When you've been enjoying your dinner off fine china plates, or relaxing over tea from a beautifully decorated bone china teacup, have you ever wondered why it's called china? Maybe you've just been too caught up in the enjoyment to think about it, but if you have wondered, here's the explanation — and it might not be quite what you think.
The Country and the Porcelain
It's often assumed that china is simply named after the most populous country in the world, but it actually isn't quite that simple. The country known to its people as Zhongguo is generally called China or something similar in the West, but that name wasn't used until a few centuries ago.
One popular theory has been that the name comes from the Jin (pronounced Chin) Dynasty, the founders of the Chinese Empire. However, the Jin date from the 3rd century BC, while the name China wasn't in use till the sixteenth century — when Marco Polo travelled there in 1271, he referred to the country as Cathay. In fact, it seems as if the country's name may actually have come from the tableware, rather than the reverse.
Ming Vases and China Ware

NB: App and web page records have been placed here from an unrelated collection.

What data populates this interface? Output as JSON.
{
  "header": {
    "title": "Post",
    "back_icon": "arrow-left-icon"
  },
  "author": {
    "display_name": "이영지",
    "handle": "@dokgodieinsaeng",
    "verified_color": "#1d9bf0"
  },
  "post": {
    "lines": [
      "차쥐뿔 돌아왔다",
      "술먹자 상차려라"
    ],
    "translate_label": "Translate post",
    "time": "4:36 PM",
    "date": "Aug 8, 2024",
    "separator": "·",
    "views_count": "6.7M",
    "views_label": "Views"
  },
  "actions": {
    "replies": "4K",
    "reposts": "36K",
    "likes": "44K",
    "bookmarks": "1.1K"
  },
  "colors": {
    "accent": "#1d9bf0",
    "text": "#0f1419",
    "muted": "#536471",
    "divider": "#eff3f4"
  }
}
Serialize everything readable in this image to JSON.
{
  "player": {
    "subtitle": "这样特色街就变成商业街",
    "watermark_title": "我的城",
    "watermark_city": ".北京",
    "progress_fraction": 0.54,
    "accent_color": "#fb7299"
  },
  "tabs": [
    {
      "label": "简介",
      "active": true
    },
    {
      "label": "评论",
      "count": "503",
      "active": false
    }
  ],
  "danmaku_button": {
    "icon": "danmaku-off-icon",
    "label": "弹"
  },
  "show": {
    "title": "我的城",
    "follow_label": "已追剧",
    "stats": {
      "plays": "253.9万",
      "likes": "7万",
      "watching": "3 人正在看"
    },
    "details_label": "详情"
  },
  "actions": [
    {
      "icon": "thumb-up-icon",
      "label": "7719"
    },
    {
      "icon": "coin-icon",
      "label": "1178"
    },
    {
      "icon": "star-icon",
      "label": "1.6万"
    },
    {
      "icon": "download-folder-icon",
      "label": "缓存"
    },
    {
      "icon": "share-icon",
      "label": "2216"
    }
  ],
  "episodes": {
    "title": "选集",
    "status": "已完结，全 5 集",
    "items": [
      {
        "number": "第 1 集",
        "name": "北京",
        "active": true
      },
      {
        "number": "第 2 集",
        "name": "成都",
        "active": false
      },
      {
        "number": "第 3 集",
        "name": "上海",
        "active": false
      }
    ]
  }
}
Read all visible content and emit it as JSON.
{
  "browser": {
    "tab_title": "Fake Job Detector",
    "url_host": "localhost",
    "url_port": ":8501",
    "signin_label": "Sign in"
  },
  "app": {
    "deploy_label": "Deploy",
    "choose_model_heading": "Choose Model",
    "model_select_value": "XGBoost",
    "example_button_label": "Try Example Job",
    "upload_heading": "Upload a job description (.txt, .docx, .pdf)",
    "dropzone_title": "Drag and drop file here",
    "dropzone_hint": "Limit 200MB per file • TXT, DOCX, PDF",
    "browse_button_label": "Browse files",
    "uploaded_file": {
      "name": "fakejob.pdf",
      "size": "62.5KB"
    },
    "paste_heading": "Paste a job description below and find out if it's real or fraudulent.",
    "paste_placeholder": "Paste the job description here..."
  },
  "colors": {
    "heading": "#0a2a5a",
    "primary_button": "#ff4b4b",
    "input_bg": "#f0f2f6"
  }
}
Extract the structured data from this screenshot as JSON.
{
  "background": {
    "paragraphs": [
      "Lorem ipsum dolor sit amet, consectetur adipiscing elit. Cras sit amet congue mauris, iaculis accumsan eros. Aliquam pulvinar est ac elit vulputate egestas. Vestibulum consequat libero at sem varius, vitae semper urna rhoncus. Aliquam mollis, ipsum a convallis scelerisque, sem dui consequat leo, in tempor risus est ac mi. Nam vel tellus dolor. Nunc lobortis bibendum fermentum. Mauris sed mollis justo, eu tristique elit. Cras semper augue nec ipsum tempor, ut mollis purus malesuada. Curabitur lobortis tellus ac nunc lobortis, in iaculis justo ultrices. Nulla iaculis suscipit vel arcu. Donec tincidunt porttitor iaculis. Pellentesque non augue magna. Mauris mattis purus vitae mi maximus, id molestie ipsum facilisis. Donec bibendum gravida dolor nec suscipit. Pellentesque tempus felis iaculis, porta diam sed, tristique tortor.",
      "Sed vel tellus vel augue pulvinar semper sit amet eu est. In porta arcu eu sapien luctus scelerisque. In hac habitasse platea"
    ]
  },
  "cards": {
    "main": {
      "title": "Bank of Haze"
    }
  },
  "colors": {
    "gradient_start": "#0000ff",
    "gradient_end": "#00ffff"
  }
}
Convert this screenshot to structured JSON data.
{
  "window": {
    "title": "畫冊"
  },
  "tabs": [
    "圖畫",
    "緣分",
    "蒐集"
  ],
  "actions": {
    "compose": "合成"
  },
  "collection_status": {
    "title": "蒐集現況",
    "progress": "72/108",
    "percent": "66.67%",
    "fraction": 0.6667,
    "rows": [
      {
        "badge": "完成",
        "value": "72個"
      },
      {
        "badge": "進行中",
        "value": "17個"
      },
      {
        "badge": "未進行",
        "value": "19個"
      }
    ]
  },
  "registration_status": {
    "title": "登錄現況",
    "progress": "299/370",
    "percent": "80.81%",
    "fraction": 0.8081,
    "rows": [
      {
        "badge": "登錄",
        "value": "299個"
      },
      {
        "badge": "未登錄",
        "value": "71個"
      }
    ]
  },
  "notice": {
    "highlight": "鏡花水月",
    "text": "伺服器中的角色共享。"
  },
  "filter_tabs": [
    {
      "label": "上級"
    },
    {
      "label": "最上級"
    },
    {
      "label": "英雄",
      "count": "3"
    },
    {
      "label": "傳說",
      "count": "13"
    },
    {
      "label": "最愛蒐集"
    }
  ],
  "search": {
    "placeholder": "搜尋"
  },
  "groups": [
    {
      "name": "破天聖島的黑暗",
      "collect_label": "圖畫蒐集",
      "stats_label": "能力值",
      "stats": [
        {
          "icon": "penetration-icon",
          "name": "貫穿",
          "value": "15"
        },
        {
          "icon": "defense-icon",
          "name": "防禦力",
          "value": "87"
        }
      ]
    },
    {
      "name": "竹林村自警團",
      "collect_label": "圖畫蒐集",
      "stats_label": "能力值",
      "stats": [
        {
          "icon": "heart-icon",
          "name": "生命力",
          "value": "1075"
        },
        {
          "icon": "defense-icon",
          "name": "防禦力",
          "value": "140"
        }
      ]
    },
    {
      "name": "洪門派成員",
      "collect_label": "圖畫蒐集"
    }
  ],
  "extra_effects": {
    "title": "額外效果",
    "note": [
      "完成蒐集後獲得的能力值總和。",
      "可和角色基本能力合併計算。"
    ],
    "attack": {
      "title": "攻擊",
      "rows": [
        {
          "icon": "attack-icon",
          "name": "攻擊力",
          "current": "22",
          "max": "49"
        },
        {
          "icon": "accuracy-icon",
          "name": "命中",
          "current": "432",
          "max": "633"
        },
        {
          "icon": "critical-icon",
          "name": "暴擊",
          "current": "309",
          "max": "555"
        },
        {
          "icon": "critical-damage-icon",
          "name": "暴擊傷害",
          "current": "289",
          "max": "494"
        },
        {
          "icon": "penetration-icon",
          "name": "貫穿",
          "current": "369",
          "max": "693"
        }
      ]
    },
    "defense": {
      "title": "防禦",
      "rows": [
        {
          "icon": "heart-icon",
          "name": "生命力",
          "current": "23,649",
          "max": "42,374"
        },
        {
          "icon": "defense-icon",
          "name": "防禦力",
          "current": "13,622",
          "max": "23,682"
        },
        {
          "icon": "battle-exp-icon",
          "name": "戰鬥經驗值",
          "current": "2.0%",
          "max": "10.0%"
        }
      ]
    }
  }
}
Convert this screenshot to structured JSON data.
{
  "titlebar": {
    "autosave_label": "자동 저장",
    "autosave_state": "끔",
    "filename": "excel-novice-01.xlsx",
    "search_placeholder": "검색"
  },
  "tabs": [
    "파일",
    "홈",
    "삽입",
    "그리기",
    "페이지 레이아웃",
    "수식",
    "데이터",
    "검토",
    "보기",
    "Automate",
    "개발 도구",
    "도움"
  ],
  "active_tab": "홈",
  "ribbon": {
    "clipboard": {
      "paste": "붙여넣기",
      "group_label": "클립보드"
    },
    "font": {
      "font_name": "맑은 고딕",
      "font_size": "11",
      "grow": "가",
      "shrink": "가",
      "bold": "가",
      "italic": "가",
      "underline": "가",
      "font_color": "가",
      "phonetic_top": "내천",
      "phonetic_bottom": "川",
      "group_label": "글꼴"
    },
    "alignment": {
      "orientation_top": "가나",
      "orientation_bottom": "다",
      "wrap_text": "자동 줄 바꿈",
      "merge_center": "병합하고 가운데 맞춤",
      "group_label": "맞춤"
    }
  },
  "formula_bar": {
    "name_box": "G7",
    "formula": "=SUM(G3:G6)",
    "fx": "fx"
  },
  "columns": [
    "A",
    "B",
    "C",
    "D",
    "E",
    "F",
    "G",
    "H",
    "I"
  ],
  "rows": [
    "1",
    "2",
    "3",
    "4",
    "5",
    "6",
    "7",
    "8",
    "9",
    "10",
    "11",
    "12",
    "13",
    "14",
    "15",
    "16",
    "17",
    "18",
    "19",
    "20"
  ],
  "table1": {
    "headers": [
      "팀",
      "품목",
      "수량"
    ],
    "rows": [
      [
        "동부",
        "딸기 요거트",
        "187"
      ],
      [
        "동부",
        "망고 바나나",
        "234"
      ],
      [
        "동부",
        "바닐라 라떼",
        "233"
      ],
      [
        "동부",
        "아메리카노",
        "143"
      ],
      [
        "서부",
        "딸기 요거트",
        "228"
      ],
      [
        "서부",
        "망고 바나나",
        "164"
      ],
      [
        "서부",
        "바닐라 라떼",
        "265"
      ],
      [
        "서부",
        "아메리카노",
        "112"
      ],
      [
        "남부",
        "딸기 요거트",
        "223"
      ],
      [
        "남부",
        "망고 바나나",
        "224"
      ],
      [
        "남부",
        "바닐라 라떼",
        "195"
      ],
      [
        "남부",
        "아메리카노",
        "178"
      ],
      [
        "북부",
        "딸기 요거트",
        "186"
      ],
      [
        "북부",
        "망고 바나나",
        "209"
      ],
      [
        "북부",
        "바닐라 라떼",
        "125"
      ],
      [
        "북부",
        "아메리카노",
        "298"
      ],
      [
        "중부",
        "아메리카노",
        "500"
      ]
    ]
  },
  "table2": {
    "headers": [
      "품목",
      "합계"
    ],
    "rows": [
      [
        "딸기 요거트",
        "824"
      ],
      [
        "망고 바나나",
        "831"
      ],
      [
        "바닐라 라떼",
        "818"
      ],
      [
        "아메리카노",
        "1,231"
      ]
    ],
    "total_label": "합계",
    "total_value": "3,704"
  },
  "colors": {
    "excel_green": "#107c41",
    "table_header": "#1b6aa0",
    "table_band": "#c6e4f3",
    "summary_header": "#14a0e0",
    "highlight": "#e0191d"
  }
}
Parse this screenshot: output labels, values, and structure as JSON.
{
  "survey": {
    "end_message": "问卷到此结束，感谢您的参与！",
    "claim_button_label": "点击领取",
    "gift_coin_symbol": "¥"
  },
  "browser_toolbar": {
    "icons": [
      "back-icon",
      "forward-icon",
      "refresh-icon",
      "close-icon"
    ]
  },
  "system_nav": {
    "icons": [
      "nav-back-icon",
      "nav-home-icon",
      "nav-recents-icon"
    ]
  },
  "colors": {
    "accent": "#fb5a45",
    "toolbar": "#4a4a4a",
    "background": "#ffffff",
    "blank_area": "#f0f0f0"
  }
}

In 1368, the Ming Dynasty came to the imperial throne, kicking out the Mongol invaders. The Ming are most famous for their vases, but the fine porcelain that had been produced for centuries also reached new heights of quality. Large quantities were exported and found their way eventually to Europe, where the tableware was much in demand, due to its exceptional quality. Shakespeare refers to food being served on cheap tableware, "not China dishes."
In fact, the most likely theory for the name is that most of the exports were shipped from an area in the southeast called Chin. Converted to China in English, this name came to be applied to the tableware, and from there to the whole of the country that produced it.
China Tableware Today
Needless to say, by no means all chinaware today is produced in China, although the country is still a significant source of fine porcelain. In the 18th century, many UK companies began producing it in their own right, and bone china is a specifically British idea. Many different styles of decoration were used, but some of the most characteristics are based on the Chinese "blue-and-white" style, such as the famous "willow pattern" design.
If you want the luxurious experience of fine china, we offer a wide range of china teacups and china tea sets, with many designs to choose from. You'll be part of a tradition that not only goes back for centuries but even played a part in naming one of the world's greatest countries.